Last night I went to the hypnos.com on-line store and ordered the new Jeff Pearce album, Bleed. I have read nothing but rave reviews about it so far--it's apparent more song-based than his usual ambient stuff, and tries to create pieces to match angst-filled teen year journals. I also ordered a Robert Carty album on the anomalous label, as well as an interesting thing by Lilith titled, appropriately enough "Imagined Compositions for Water". I want to buy music which surrounds me in somnolent walls of sound--comforting, disturbing, familial, alien.

I'm making arrangements to auction off my autographed first edition Bobby Fischer's Games of Chess at an Irish chess auction website in December. I found this autographed first edition in a used book store here fifteen years ago for 4 dollars. Because I am quite a chess fan, I once thought that I would hold this and pass it down to my nephews. Then I thought it might be good to donate it to the Cleveland Public Library, particularly as I still revel in the nice note its director sent me when an ebay purchaser donated my chess poetry book to that library's famous chess collection. But Mr. Fischer's various unfortunate sayings included anti-US rhetoric in a 9/11 context, and that did it. I now want to sell the book, and convert it into cash. Then I'll use the cash for self-publishing ventures. It won't bring much--maybe a hundred or a hundred and fifty dollars. But I'm selling it in part as a goad to "urge" myself to write my November novel.
I've promised myself that no matter how bad it is, I will self-publish that work if it reaches 50,000 words. I've got spurs, that jingle, jangle, publish, jingle. I want to be the bionic bad novelist! I explained the plot of my as-yet-unstarted novel to my wife over dinner, and she asked me if it was going to be like "My Dinner with Andre". I don't know if my wife remembers that an old flame of mine in my single days destroyed our relationship in the aftermath of "My Dinner with Andre". I still love that movie. So many of my life's profound moments happen over dinner when the restaurant closes around me.
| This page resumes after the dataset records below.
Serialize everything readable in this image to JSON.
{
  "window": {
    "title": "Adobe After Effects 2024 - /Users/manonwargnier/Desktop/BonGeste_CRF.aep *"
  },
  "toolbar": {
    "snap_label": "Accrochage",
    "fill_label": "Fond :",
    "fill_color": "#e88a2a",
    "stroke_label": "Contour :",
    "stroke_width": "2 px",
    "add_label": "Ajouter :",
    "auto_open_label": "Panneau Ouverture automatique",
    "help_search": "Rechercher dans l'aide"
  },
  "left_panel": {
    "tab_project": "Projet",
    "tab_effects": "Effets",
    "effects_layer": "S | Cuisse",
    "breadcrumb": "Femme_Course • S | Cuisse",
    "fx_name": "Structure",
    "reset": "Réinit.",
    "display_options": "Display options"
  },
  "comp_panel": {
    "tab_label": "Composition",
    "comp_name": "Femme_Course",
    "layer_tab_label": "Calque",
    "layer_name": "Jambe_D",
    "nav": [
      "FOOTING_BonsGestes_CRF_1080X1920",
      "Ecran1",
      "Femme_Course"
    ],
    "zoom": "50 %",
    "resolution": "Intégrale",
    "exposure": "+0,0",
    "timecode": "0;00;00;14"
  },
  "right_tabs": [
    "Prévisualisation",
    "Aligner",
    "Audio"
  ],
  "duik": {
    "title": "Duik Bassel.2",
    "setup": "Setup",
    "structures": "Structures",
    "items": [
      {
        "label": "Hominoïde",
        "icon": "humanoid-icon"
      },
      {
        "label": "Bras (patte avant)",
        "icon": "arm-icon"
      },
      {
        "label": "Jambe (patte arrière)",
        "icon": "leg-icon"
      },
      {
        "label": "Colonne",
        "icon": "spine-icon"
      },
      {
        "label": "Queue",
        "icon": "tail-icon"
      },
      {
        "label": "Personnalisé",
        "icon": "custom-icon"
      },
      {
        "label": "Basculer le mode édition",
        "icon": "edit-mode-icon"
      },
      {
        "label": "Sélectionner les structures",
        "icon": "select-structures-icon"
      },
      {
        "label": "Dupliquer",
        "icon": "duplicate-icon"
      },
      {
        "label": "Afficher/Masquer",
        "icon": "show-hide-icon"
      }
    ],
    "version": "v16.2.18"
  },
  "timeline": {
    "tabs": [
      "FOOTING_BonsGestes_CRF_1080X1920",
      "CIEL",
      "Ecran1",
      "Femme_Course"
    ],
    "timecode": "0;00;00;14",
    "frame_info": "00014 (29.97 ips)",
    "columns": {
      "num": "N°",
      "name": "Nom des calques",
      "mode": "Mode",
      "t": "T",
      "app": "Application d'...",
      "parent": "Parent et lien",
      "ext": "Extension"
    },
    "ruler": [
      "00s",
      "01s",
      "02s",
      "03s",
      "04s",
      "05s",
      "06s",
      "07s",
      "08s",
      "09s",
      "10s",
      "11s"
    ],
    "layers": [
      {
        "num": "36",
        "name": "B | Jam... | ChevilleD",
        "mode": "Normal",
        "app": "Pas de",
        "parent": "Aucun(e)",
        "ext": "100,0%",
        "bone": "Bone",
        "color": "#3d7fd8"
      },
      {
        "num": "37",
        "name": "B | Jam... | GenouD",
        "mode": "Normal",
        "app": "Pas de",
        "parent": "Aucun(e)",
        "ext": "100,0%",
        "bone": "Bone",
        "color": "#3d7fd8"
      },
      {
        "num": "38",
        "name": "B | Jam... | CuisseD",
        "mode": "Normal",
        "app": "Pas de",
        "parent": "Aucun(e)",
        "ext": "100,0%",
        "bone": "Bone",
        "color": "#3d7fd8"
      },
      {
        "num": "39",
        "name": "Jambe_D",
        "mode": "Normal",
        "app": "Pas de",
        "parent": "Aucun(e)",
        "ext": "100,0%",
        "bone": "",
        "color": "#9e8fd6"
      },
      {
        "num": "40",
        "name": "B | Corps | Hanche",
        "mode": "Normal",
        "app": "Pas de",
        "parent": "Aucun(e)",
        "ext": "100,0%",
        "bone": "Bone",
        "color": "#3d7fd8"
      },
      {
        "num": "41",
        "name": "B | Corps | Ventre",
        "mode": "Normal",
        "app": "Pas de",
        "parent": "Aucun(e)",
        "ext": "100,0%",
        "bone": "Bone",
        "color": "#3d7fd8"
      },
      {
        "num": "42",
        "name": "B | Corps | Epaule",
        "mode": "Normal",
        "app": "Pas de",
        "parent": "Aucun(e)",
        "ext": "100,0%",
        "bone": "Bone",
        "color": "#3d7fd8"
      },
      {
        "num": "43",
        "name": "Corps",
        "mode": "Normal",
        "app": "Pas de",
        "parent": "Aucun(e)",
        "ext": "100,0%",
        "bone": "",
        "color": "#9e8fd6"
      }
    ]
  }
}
I am pleased to see dabroots gave me the "heads up" on the air travel death of Senator Paul Wellstone, some of his family, and some in his campaign. My politics are not exactly his, but he was one of the purenesses that make life still worth living. I thought calaf wrote a nice brief note on his passing.

I am so much more productive the last week or two, but also so busy. I want to wave my wand, and make things improve. But that reminds me, then, that Richard Harris also died. It's a huge centrifuge, this life, it spins and spins.....

I finally got my poetry exchange poem out to subatomiczoo, and received and replied to ezerd's mail art exchange of crayoned flowers.